Believe it or not, marriage and money don’t always seem to mix well. Couples that have been married for a few years sometimes find themselves arguing heatedly over finances.
“Why did you buy that?”
“Why can’t you be more flexible?”
“We need to care about our future.”
“We need to enjoy the present.”
For some, the arguments seemingly never stop, and both parties eventually find themselves asking, “How did we get here?”
1. Not pursuing oneness in their finances. The Bible teaches us that we are pursue oneness in all areas of our marriage, including finances. In marriage, her money is his money, and his money is her money. It is no longer, “mine” and “yours.” It is “ours,” income, expenses, and all. So where money often divides a marriage, newlyweds should intentionally seek to make finances a point of unity.
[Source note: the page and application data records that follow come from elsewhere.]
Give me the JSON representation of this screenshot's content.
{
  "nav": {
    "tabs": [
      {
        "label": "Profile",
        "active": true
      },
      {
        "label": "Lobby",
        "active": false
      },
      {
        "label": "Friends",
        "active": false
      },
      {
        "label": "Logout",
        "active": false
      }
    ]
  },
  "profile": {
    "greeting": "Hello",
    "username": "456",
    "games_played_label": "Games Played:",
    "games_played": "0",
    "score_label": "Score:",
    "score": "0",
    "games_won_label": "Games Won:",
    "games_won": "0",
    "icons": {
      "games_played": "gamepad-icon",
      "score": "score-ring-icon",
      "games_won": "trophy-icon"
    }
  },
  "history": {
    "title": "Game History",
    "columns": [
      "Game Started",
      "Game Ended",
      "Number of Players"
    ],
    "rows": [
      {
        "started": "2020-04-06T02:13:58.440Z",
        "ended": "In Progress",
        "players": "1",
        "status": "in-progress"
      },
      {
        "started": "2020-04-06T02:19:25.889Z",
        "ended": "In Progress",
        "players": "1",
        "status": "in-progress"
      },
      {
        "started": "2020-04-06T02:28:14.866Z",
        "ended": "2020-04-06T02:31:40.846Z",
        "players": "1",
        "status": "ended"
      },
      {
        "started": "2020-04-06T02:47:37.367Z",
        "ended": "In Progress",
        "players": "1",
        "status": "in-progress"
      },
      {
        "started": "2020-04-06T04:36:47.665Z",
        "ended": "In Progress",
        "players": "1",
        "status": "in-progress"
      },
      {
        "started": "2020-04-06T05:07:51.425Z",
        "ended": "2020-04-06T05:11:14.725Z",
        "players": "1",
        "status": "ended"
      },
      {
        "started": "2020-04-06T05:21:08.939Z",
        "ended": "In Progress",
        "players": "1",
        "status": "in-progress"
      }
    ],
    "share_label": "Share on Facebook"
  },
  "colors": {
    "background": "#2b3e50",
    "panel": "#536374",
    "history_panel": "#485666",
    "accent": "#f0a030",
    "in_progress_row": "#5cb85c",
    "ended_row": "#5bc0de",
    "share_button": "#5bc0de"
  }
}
2. Not learning their spouse’s money personality. You grew up with little. She grew up with much. We all have past experiences with money (our money story). The combination of our money story and our own, natural personality creates our money personality. In The Marriage Challenge, I identified four money personalities—Spender, Saver, Investor, and Ignorer. Each has their strengths and weaknesses. Learning your spouse’s money personality can help you understand the reasoning behind their view on money and create empathy instead of animosity toward one another.
3. Not setting money goals. If you choose to make finances a point of unity, you must agree on where you are going. What are your money goals? Do you want to increase your generosity? How much should you save? Setting your money goals together can be fun and provides a guide for current and future money decisions.
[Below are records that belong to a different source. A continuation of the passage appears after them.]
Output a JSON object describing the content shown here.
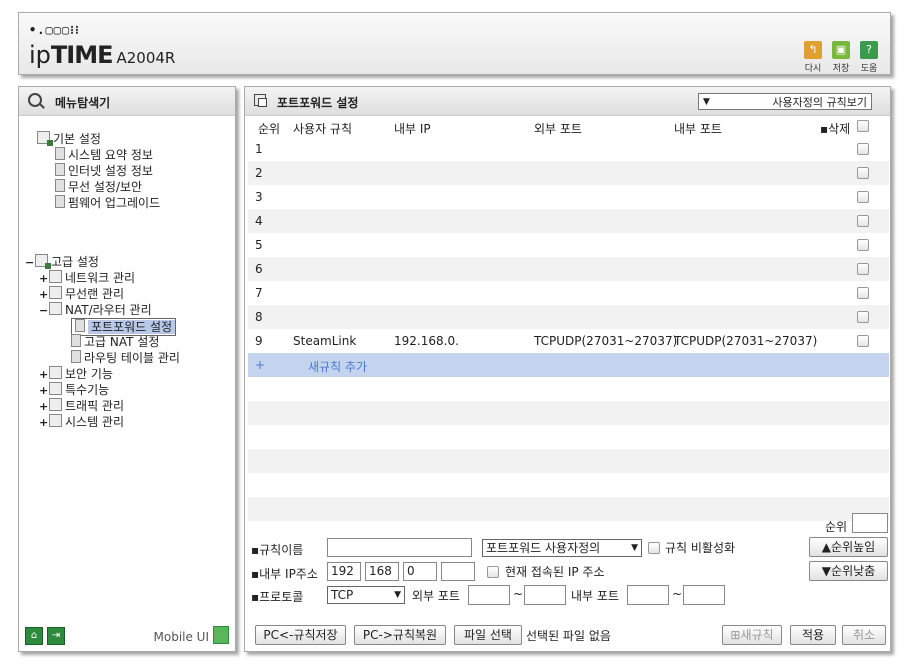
{
  "header": {
    "brand_top": "•.▢▢▢⁝⁝",
    "brand_ip": "ip",
    "brand_time": "TIME",
    "model": "A2004R",
    "icons": [
      {
        "name": "refresh-icon",
        "label": "다시",
        "color": "#e0a030"
      },
      {
        "name": "save-icon",
        "label": "저장",
        "color": "#78b83c"
      },
      {
        "name": "help-icon",
        "label": "도움",
        "color": "#3c9a4c"
      }
    ]
  },
  "sidebar": {
    "title": "메뉴탐색기",
    "basic": {
      "label": "기본 설정",
      "items": [
        "시스템 요약 정보",
        "인터넷 설정 정보",
        "무선 설정/보안",
        "펌웨어 업그레이드"
      ]
    },
    "advanced": {
      "toggle": "−",
      "label": "고급 설정",
      "groups": [
        {
          "toggle": "+",
          "label": "네트워크 관리"
        },
        {
          "toggle": "+",
          "label": "무선랜 관리"
        },
        {
          "toggle": "−",
          "label": "NAT/라우터 관리"
        }
      ],
      "nat_items": [
        "포트포워드 설정",
        "고급 NAT 설정",
        "라우팅 테이블 관리"
      ],
      "more_groups": [
        {
          "toggle": "+",
          "label": "보안 기능"
        },
        {
          "toggle": "+",
          "label": "특수기능"
        },
        {
          "toggle": "+",
          "label": "트래픽 관리"
        },
        {
          "toggle": "+",
          "label": "시스템 관리"
        }
      ]
    },
    "mobile_label": "Mobile UI"
  },
  "main": {
    "title": "포트포워드 설정",
    "view_select": "사용자정의 규칙보기",
    "columns": {
      "order": "순위",
      "rule": "사용자 규칙",
      "internal_ip": "내부 IP",
      "external_port": "외부 포트",
      "internal_port": "내부 포트",
      "delete": "삭제"
    },
    "rows": [
      {
        "order": "1",
        "rule": "",
        "ip": "",
        "ext": "",
        "int": ""
      },
      {
        "order": "2",
        "rule": "",
        "ip": "",
        "ext": "",
        "int": ""
      },
      {
        "order": "3",
        "rule": "",
        "ip": "",
        "ext": "",
        "int": ""
      },
      {
        "order": "4",
        "rule": "",
        "ip": "",
        "ext": "",
        "int": ""
      },
      {
        "order": "5",
        "rule": "",
        "ip": "",
        "ext": "",
        "int": ""
      },
      {
        "order": "6",
        "rule": "",
        "ip": "",
        "ext": "",
        "int": ""
      },
      {
        "order": "7",
        "rule": "",
        "ip": "",
        "ext": "",
        "int": ""
      },
      {
        "order": "8",
        "rule": "",
        "ip": "",
        "ext": "",
        "int": ""
      },
      {
        "order": "9",
        "rule": "SteamLink",
        "ip": "192.168.0.",
        "ext": "TCPUDP(27031~27037)",
        "int": "TCPUDP(27031~27037)"
      }
    ],
    "add_rule": {
      "plus": "+",
      "label": "새규칙 추가"
    },
    "form": {
      "order_label": "순위",
      "order_value": "",
      "rule_name_label": "규칙이름",
      "rule_name_value": "",
      "rule_type_select": "포트포워드 사용자정의",
      "disable_label": "규칙 비활성화",
      "priority_up": "▲순위높임",
      "priority_down": "▼순위낮춤",
      "ip_label": "내부 IP주소",
      "ip1": "192",
      "ip2": "168",
      "ip3": "0",
      "ip4": "",
      "current_ip_label": "현재 접속된 IP 주소",
      "protocol_label": "프로토콜",
      "protocol_value": "TCP",
      "ext_port_label": "외부 포트",
      "int_port_label": "내부 포트",
      "tilde": "~"
    },
    "buttons": {
      "pc_save": "PC<-규칙저장",
      "pc_restore": "PC->규칙복원",
      "file_select": "파일 선택",
      "no_file": "선택된 파일 없음",
      "new_rule": "새규칙",
      "apply": "적용",
      "cancel": "취소"
    }
  }
}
4. Not creating a budget. How are you going to achieve your money goals? You need a plan. And that’s exactly what a budget is. A budget details how you plan to achieve your goals. As newlyweds, now is the perfect time to start one.
5. Not determining money responsibilities. Who does what? If neither claims responsibility to pay the bills, keep track of the budget, or take care of the taxes, you will end it up in a financial and relational mess. The money in your bank account will decrease and the tension in your young marriage will rise. So take some time and figure out who is tasked with different money responsibilities.
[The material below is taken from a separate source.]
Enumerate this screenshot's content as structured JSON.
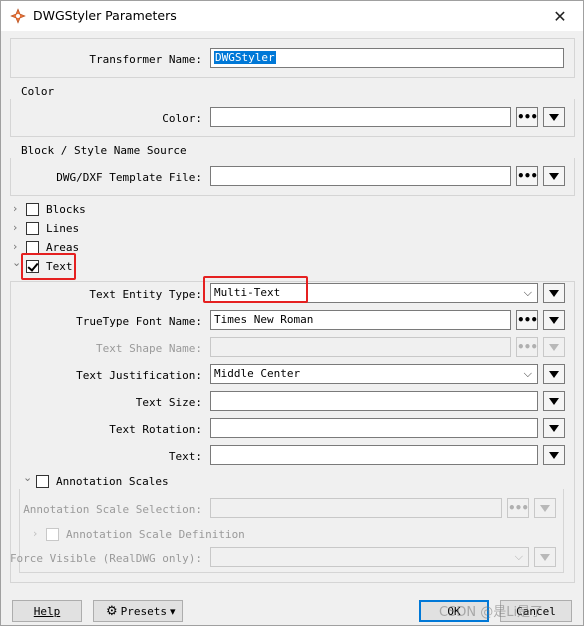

6. Not communicating about money. Many arguments arise due to a lack of communication. This will be true in all areas of your marriage, including money. Talk about purchases. If it looks like you are going to spend more on a particular item, let your spouse know. Keeping each other in the loop reduces unwanted surprises and arguments.
7. Hiding money, purchases, or debt from their spouse. Be transparent. The fallout from hiding money, purchases, or debt from your spouse can be significant. If you haven’t allowed your spouse to see all of your accounts, do it now. The longer you keep these things in the dark, the more significant the outcome will be. From the start of your marriage, be truthful, even when it’s painful to do so.
God has designed your marriage for oneness. So pursue oneness in all areas of the relationship, including finances.